    Most union contracts, in my experience anyway, have an agreement with management, to reprisent ALL employees, regardless if they are paying members or not. I would approach the head of the union at your facility, and see his/her thoughts on the situation.

    U may be better off to become a paying member, if they decide to take your case. Question #1 would be, did you write the statement, B. Do you have any proof that you could NOT have seen the employee in question, acting different, or strange in any manner.

    If you weren't in his work area, to witness him intoxicated, the employer has NO right to threaten your job, if you didn't witness any event.

    If you were in the work area, or spoke to the employee, it is the employer's right, that you submit a statement of what you witnessed. If you didn't see anything, that's what I would have written on the report.

    An employer does retain rights to "force" you to witness I guess, but not lie.
     
  9. NYClex

    NYClex New Member

    Messages:
    1,236
    Likes Received:
    2
    Trophy Points:
    0
    just think about a different scenario:

    Employee D comes to work totally drunk. Co-worker W sees that, but thinks: "This is not my business, I am not a snitch" and doesn't say anything, even when bosses ask him about this.

    A week later D again comes to work totally drunk. He operates a machine. Because he is so drunk he makes a fatal mistake in operating the machine which kills co-worker V.

    V's wife and 5 children sue W, because, if W would have spoken up, D would have been fired before the accident happened.

    Imagine you are V's wife.
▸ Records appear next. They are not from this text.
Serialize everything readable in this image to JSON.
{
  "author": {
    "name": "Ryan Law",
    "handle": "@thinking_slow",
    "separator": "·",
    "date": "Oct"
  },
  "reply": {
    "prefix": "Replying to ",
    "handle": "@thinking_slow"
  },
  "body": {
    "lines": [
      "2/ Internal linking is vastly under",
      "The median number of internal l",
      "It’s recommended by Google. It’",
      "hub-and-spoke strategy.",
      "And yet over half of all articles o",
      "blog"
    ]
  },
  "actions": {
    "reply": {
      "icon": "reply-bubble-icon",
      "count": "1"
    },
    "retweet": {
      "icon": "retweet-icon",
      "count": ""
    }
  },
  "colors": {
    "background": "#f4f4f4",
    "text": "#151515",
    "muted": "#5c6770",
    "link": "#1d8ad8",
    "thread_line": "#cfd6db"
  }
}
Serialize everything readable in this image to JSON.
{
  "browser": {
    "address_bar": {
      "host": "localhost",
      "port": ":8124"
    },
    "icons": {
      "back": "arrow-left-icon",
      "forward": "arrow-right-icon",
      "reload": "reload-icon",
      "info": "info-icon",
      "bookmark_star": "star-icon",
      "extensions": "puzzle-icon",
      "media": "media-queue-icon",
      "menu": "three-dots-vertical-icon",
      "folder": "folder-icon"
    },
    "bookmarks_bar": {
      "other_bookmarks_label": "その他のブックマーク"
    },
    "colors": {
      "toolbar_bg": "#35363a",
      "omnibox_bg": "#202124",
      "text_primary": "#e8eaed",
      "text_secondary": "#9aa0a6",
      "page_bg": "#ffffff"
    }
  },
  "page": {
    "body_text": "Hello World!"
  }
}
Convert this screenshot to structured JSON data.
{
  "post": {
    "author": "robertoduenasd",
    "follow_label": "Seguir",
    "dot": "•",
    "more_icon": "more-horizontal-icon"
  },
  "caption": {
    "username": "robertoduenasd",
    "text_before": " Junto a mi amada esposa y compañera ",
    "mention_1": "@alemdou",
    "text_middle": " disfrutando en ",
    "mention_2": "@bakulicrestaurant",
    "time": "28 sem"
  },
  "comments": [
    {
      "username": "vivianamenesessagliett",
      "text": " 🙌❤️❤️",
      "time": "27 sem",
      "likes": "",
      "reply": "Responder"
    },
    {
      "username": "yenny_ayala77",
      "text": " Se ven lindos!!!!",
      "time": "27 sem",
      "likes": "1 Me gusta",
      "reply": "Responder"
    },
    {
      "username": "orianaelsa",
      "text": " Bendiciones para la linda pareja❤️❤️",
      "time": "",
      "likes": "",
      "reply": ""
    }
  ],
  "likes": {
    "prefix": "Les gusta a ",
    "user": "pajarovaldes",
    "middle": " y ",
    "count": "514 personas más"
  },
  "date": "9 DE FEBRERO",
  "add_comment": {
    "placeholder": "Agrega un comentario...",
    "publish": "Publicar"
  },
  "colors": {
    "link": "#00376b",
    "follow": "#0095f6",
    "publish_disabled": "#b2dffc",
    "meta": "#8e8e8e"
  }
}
What do you say, should W be held liable?
     
  10. cbg

    cbg Super Moderator

    Messages:
    8,486
    Likes Received:
    1,611
    Trophy Points:
    113

    Rathi, unless the union contract specifically states that no one can be forced to give evidence against another employee if they don't want to, which I think is unlikely, the poster simply does not have legal protection against refusing to make a statement about what he has witnessed.
     
  11. Rathi

    Rathi New Member

    Messages:
    96
    Likes Received:
    0
    Trophy Points:
    0
    I agree with that. IF he didn't witness anything though, as he's said, I can't see where they can make him "testify" to things he did not witness......

    But yes, if you were around the employee at any time through that shift, you would be required to make a statement of what you witnessed. :)
     

Share This Page

Thread Status:
Not open for further replies.